» Available data
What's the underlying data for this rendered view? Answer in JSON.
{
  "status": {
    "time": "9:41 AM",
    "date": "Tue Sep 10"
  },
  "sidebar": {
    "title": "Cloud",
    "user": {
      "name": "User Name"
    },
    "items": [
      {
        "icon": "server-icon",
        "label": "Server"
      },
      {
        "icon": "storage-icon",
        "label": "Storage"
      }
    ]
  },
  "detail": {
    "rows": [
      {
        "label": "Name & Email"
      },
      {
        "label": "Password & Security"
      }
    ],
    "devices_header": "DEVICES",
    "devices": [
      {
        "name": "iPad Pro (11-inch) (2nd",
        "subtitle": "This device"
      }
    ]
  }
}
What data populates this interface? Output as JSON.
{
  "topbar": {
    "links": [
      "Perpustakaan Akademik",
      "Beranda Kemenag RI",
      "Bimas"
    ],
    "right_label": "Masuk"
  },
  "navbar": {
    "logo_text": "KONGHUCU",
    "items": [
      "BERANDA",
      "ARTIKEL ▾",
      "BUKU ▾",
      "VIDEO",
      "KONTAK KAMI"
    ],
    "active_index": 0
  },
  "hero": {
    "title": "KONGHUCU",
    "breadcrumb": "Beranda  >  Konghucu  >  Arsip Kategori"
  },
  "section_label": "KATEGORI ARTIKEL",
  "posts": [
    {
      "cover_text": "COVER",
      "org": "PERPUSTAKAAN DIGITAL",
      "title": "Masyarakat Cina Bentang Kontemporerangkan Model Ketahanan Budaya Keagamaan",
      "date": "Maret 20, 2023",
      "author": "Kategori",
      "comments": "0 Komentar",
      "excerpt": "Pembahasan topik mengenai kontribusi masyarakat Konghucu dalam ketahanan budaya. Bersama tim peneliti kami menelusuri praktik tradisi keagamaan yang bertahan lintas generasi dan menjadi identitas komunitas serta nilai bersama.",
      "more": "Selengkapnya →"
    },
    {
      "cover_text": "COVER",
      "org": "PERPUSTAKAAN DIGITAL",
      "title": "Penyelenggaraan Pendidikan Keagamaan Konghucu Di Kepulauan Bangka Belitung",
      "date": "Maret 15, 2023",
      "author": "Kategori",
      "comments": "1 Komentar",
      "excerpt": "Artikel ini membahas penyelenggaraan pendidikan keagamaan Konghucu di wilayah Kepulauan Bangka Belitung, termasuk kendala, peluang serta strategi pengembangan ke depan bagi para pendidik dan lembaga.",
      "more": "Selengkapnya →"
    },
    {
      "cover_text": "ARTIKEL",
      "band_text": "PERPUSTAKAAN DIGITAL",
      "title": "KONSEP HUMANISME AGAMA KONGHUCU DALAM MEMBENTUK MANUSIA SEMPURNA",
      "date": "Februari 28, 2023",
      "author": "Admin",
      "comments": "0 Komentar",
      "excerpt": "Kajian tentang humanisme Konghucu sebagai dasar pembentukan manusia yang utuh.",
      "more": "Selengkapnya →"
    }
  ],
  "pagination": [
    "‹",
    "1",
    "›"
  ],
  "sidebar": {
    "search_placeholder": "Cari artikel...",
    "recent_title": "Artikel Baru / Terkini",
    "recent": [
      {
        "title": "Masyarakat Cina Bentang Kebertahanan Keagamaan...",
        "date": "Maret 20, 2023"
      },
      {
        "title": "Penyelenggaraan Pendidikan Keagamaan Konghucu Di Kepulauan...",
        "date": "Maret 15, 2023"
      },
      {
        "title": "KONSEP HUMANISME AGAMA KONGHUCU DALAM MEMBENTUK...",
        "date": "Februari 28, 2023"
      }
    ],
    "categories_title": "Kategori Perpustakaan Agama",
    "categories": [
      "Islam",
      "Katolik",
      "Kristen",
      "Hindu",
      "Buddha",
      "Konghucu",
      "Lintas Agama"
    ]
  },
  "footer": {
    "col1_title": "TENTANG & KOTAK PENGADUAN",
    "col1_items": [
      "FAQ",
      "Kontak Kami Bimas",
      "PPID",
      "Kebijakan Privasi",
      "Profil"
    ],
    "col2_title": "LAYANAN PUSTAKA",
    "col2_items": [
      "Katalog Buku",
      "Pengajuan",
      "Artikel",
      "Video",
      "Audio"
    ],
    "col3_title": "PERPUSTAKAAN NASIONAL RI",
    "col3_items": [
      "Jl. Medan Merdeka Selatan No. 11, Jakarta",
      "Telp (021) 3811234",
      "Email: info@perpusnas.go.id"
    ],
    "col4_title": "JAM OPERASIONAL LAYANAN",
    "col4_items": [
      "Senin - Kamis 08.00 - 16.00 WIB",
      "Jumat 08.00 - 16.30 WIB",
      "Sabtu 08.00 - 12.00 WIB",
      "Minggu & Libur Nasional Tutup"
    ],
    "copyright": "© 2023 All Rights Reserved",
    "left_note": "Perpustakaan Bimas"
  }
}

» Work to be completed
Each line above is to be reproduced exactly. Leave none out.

» Task response
What's the underlying data for this rendered view? Answer in JSON.
{
  "status": {
    "time": "9:41 AM",
    "date": "Tue Sep 10"
  },
  "sidebar": {
    "title": "Cloud",
    "user": {
      "name": "User Name"
    },
    "items": [
      {
        "icon": "server-icon",
        "label": "Server"
      },
      {
        "icon": "storage-icon",
        "label": "Storage"
      }
    ]
  },
  "detail": {
    "rows": [
      {
        "label": "Name & Email"
      },
      {
        "label": "Password & Security"
      }
    ],
    "devices_header": "DEVICES",
    "devices": [
      {
        "name": "iPad Pro (11-inch) (2nd",
        "subtitle": "This device"
      }
    ]
  }
}
What data populates this interface? Output as JSON.
{
  "topbar": {
    "links": [
      "Perpustakaan Akademik",
      "Beranda Kemenag RI",
      "Bimas"
    ],
    "right_label": "Masuk"
  },
  "navbar": {
    "logo_text": "KONGHUCU",
    "items": [
      "BERANDA",
      "ARTIKEL ▾",
      "BUKU ▾",
      "VIDEO",
      "KONTAK KAMI"
    ],
    "active_index": 0
  },
  "hero": {
    "title": "KONGHUCU",
    "breadcrumb": "Beranda  >  Konghucu  >  Arsip Kategori"
  },
  "section_label": "KATEGORI ARTIKEL",
  "posts": [
    {
      "cover_text": "COVER",
      "org": "PERPUSTAKAAN DIGITAL",
      "title": "Masyarakat Cina Bentang Kontemporerangkan Model Ketahanan Budaya Keagamaan",
      "date": "Maret 20, 2023",
      "author": "Kategori",
      "comments": "0 Komentar",
      "excerpt": "Pembahasan topik mengenai kontribusi masyarakat Konghucu dalam ketahanan budaya. Bersama tim peneliti kami menelusuri praktik tradisi keagamaan yang bertahan lintas generasi dan menjadi identitas komunitas serta nilai bersama.",
      "more": "Selengkapnya →"
    },
    {
      "cover_text": "COVER",
      "org": "PERPUSTAKAAN DIGITAL",
      "title": "Penyelenggaraan Pendidikan Keagamaan Konghucu Di Kepulauan Bangka Belitung",
      "date": "Maret 15, 2023",
      "author": "Kategori",
      "comments": "1 Komentar",
      "excerpt": "Artikel ini membahas penyelenggaraan pendidikan keagamaan Konghucu di wilayah Kepulauan Bangka Belitung, termasuk kendala, peluang serta strategi pengembangan ke depan bagi para pendidik dan lembaga.",
      "more": "Selengkapnya →"
    },
    {
      "cover_text": "ARTIKEL",
      "band_text": "PERPUSTAKAAN DIGITAL",
      "title": "KONSEP HUMANISME AGAMA KONGHUCU DALAM MEMBENTUK MANUSIA SEMPURNA",
      "date": "Februari 28, 2023",
      "author": "Admin",
      "comments": "0 Komentar",
      "excerpt": "Kajian tentang humanisme Konghucu sebagai dasar pembentukan manusia yang utuh.",
      "more": "Selengkapnya →"
    }
  ],
  "pagination": [
    "‹",
    "1",
    "›"
  ],
  "sidebar": {
    "search_placeholder": "Cari artikel...",
    "recent_title": "Artikel Baru / Terkini",
    "recent": [
      {
        "title": "Masyarakat Cina Bentang Kebertahanan Keagamaan...",
        "date": "Maret 20, 2023"
      },
      {
        "title": "Penyelenggaraan Pendidikan Keagamaan Konghucu Di Kepulauan...",
        "date": "Maret 15, 2023"
      },
      {
        "title": "KONSEP HUMANISME AGAMA KONGHUCU DALAM MEMBENTUK...",
        "date": "Februari 28, 2023"
      }
    ],
    "categories_title": "Kategori Perpustakaan Agama",
    "categories": [
      "Islam",
      "Katolik",
      "Kristen",
      "Hindu",
      "Buddha",
      "Konghucu",
      "Lintas Agama"
    ]
  },
  "footer": {
    "col1_title": "TENTANG & KOTAK PENGADUAN",
    "col1_items": [
      "FAQ",
      "Kontak Kami Bimas",
      "PPID",
      "Kebijakan Privasi",
      "Profil"
    ],
    "col2_title": "LAYANAN PUSTAKA",
    "col2_items": [
      "Katalog Buku",
      "Pengajuan",
      "Artikel",
      "Video",
      "Audio"
    ],
    "col3_title": "PERPUSTAKAAN NASIONAL RI",
    "col3_items": [
      "Jl. Medan Merdeka Selatan No. 11, Jakarta",
      "Telp (021) 3811234",
      "Email: info@perpusnas.go.id"
    ],
    "col4_title": "JAM OPERASIONAL LAYANAN",
    "col4_items": [
      "Senin - Kamis 08.00 - 16.00 WIB",
      "Jumat 08.00 - 16.30 WIB",
      "Sabtu 08.00 - 12.00 WIB",
      "Minggu & Libur Nasional Tutup"
    ],
    "copyright": "© 2023 All Rights Reserved",
    "left_note": "Perpustakaan Bimas"
  }
}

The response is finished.